Are the surgeons too busy or (ahem) focused on other duties? Perhaps “satisfied” is another way to think about it? I don’t intend this as a knock and can’t blame anyone if this is true. Ophthalmologists generally have a great lifestyle, are well compensated for their skills, and many aren’t looking to do more work. And LASIK requires work.
The simple fact is that many of the successful LASIK only surgeons who fueled the growth early, found their skills in consumer marketing of a surgical procedure and focusing on creating a world-class patient experience made them terrific refractive cataract surgeons. In 2004, when patient shared billing was approved by CMS, the game changed.
So now they’ve diversified their practice revenue stream and are happy doing some LASIK and lots of upgraded cataract surgery. Will the new generation of ophthalmologist coming into the market be required to offer a full complement of LASIK and refractive cataract surgery options to be successful? Yes, I believe they will.
With all of my heart, I believe that every ophthalmology practice in the US holds the seeds of a successful LASIK practice. I am biased because of my role with Sightpath Medical, but that doesn’t make me wrong. This is true because there are options for practices of any size to be in the LASIK business if they wish to explore their options.
5 ways to resuscitate the LASIK market in your practice
Build a commercial process in your practice. What I mean by that, is do real marketing. Marketing is more than advertising. Marketing is taking a person from a current state to
Stop talking about the price and focus on the life-changing opportunity offered by LASIK. I know this is true because my wife and one of my daughters both had LASIK. They love it and it was truly life changing – why discount this? After all, if you think hard about it, no one buys on price. Not really, anyway.
Show pictures in your collateral and advertising using happy people doing lifestyle activities not wearing glasses. This allows a person to imagine the after stage of LASIK and helps them get past the fear. The pictures I see so often of lasers on an eye and doctors sidled up to microscopes wearing scrub caps are perpetuating the fear of the procedure. Please, just stop.
Find your tribe. Is there a segment of the market you can address where you have a special connection and are unique? Doing this helps you to compete to be unique instead of, “the best.” This is a good strategy because competing to “be the best” is a race to the bottom. If you don’t believe me, read Michael Porter’s, “Competitive Strategy.”
Stoke the flame of excitement about LASIK for you and your staff to build referrals from past patients. This is a complicated problem to solve unless you start with mindset. Teach yourself and your staff to remember that every new patient who asks about LASIK and has LASIK is excited!
It’s easy to forget that the person on the phone, or in the exam chair, is excited about considering LASIK. Try staying in touch with past patients to keep the flame lit on their excitement and ask them to talk about how their life was improved by LASIK – Doing this creates a powerful machine.

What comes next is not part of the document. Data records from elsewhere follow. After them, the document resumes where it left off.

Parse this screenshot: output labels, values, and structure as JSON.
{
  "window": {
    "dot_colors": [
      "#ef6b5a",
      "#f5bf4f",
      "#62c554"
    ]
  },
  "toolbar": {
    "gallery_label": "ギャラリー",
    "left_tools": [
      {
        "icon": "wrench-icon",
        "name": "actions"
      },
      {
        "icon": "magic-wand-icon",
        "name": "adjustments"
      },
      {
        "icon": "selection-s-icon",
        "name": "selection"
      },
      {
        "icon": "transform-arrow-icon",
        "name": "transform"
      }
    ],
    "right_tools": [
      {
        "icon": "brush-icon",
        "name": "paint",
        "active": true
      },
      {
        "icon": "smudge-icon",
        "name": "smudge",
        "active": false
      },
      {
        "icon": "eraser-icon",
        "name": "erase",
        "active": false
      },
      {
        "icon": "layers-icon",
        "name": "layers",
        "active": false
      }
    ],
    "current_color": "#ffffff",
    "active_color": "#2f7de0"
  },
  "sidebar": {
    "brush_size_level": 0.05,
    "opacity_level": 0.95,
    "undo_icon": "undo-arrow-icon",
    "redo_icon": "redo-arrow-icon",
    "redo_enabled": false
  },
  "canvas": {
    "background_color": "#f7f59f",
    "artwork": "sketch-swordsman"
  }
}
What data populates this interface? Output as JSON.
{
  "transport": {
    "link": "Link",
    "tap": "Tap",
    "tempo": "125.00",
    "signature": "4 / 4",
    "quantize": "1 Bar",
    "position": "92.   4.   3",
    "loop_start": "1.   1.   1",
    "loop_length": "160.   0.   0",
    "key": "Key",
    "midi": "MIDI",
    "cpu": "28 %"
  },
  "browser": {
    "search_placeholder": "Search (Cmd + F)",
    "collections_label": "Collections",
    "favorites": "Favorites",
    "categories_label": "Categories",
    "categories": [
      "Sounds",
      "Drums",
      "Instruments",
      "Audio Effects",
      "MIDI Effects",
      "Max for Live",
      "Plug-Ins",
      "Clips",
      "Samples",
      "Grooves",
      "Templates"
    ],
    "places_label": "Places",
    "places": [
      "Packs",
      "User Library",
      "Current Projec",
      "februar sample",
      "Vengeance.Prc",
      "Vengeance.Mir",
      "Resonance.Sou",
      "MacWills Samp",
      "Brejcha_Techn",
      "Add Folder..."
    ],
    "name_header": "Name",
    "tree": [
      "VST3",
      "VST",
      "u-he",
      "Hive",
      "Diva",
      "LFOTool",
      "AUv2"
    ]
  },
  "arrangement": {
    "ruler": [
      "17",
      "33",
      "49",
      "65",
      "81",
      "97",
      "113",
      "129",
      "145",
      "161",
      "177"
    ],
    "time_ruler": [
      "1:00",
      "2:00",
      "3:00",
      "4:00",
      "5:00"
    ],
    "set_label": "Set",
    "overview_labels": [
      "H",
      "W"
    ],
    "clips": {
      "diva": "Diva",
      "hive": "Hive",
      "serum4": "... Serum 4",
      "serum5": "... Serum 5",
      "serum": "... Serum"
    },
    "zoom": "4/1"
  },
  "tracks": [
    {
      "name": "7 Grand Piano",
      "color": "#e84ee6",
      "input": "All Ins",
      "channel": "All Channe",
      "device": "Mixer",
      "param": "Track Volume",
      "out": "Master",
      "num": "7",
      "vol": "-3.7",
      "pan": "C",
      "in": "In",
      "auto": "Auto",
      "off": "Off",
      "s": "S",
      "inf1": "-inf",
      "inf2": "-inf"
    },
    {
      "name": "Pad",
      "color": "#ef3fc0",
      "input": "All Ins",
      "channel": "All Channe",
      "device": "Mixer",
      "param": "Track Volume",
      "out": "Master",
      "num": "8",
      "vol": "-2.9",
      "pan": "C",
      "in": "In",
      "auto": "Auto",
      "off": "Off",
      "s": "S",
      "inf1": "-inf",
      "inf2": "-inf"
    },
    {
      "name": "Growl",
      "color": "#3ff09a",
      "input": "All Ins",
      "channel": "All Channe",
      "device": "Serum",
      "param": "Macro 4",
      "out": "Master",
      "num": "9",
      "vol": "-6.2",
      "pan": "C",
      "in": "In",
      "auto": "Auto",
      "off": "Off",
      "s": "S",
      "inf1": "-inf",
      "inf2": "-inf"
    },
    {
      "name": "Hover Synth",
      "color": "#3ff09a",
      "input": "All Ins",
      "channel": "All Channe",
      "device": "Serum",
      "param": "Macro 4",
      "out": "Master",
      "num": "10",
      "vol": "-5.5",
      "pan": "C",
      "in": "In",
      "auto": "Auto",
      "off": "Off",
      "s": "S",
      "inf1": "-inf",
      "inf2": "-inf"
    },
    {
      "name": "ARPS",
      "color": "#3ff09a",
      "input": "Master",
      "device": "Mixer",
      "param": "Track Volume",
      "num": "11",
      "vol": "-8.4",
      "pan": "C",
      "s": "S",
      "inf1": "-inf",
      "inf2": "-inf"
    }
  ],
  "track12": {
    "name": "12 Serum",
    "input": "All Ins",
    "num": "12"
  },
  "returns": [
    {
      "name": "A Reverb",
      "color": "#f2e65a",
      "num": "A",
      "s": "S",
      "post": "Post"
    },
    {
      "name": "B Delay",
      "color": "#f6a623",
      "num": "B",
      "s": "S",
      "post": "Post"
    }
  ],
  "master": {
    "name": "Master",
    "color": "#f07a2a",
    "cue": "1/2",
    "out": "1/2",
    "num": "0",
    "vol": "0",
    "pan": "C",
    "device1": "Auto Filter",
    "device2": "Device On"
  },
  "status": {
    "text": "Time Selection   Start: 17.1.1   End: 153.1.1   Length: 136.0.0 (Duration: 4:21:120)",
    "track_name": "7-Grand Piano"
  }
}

And boosts your enthusiasm, too!
I’m stopping at five ideas, but there are many more where those came from. For many years, I have sought the answer to my nagging question, “How will we make marketing easy for doctors?” I’ll keep asking questions, building systems, and looking for ways to help.
In closing, as I mentioned a few paragraphs earlier, I believe every cataract surgeon can, and dare I say “must,” be a LASIK surgeon. It may be easier than you think to stop referring out those valuable patients!
If you want help getting started, or kick starting your LASIK volume, we’re here to help at Sightpath. Fill out the form and we’ll be in touch about access to technology and staff with Sightpath Medical or schedule a call about ideas for marketing with our in-house, ophthalmology only agency, Sightpath Creative.